> **Task goal**: Go through the entries, filter for the word "bell", and copy every line that has it.

Source records

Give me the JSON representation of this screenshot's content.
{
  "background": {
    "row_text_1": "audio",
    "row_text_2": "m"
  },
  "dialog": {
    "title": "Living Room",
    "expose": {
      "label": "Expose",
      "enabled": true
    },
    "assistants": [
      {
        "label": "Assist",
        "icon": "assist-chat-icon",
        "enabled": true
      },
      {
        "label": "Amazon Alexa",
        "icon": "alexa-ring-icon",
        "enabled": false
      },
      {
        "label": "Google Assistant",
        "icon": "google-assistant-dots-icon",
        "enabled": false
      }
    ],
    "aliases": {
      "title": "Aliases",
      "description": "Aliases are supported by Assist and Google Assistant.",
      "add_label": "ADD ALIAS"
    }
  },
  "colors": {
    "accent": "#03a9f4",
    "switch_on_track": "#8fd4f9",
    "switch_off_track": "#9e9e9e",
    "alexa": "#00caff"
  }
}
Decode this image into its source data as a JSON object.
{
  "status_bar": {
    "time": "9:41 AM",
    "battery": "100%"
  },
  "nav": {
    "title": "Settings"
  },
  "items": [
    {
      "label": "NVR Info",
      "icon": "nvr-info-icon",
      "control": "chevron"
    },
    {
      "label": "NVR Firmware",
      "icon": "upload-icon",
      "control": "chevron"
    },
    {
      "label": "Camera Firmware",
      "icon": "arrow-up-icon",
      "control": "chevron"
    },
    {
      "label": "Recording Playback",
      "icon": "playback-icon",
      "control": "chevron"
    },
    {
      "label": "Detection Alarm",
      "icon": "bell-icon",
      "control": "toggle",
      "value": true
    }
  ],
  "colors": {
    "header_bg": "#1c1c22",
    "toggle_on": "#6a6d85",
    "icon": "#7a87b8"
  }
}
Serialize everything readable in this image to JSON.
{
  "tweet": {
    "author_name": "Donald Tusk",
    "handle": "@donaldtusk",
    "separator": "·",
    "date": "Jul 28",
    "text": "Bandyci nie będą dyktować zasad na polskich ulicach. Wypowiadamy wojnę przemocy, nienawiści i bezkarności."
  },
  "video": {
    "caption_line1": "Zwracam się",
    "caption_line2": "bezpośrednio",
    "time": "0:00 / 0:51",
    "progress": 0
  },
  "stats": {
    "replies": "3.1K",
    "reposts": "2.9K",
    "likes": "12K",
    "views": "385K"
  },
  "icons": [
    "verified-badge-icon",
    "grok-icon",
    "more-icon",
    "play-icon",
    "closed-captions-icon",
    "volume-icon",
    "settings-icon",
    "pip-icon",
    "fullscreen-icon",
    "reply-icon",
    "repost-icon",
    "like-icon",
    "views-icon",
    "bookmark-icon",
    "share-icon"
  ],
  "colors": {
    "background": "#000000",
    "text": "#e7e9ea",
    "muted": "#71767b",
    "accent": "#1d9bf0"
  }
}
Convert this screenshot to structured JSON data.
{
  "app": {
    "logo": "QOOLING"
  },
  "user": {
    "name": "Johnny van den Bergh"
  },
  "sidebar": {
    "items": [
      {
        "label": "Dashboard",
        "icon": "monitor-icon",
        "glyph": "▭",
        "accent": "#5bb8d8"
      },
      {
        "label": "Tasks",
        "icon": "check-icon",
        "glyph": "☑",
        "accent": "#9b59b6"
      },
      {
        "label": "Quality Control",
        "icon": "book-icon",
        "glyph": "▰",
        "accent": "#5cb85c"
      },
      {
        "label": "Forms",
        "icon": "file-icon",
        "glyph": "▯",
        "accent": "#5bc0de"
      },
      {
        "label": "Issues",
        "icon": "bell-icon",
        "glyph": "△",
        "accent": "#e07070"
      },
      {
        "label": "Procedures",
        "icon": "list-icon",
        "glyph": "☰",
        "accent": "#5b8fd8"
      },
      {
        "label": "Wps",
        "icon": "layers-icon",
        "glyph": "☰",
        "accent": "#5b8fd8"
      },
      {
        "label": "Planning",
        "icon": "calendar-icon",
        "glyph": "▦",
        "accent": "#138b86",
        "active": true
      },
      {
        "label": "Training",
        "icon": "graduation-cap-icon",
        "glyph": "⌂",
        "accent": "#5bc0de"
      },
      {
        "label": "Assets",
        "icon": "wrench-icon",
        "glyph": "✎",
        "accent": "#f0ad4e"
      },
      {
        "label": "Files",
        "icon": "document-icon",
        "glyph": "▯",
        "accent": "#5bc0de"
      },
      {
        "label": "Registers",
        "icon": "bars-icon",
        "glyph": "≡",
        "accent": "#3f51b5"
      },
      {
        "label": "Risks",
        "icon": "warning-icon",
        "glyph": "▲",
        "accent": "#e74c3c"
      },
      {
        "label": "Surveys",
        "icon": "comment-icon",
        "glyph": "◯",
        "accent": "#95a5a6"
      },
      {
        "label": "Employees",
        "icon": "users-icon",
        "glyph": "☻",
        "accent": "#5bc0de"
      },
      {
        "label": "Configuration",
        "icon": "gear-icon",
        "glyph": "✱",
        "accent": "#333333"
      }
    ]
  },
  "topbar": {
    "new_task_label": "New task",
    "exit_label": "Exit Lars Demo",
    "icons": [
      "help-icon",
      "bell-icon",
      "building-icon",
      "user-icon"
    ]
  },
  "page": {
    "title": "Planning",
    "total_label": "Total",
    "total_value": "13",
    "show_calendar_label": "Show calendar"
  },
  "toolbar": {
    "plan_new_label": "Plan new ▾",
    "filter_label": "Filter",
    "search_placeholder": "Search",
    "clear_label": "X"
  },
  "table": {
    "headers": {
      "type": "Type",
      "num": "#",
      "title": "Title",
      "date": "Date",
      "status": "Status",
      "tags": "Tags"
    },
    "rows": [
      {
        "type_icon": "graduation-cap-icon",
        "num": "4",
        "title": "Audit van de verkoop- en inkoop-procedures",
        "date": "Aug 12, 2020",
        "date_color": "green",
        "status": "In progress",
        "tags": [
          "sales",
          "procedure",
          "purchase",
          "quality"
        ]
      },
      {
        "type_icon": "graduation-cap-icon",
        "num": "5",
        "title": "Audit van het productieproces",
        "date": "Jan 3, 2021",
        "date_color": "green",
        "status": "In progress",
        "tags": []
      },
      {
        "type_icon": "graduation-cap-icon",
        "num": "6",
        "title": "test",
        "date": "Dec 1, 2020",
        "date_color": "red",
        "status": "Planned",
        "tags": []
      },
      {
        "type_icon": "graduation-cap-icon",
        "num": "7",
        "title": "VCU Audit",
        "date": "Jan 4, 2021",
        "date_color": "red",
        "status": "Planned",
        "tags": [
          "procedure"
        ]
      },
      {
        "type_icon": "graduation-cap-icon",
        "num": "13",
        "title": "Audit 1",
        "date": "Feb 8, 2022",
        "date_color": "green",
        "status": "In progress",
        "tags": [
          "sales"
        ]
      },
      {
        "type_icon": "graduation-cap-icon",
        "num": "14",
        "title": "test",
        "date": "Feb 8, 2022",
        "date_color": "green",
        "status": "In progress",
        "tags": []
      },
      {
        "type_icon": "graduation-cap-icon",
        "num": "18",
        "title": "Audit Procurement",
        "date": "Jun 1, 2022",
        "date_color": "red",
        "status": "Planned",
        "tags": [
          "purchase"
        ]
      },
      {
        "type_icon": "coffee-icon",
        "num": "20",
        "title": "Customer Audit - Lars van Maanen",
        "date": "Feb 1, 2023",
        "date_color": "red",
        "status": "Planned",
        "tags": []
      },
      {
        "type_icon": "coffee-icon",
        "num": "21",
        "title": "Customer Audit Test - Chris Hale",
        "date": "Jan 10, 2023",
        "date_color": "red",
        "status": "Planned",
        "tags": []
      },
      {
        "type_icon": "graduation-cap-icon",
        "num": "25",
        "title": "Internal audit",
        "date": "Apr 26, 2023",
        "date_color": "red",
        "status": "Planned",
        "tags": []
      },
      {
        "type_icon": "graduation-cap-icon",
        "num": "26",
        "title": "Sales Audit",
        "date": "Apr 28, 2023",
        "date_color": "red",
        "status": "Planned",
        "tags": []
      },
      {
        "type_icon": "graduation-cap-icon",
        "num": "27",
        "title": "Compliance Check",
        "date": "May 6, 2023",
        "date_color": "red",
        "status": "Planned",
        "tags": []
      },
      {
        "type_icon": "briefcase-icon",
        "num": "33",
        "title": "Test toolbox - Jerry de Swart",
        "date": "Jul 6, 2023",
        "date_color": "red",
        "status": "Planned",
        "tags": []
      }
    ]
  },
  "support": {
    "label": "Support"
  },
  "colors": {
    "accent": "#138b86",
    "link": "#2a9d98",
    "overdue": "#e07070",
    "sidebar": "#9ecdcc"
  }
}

> **Response to the exercise**:
      "icon": "bell-icon",
        "icon": "bell-icon",
      "bell-icon",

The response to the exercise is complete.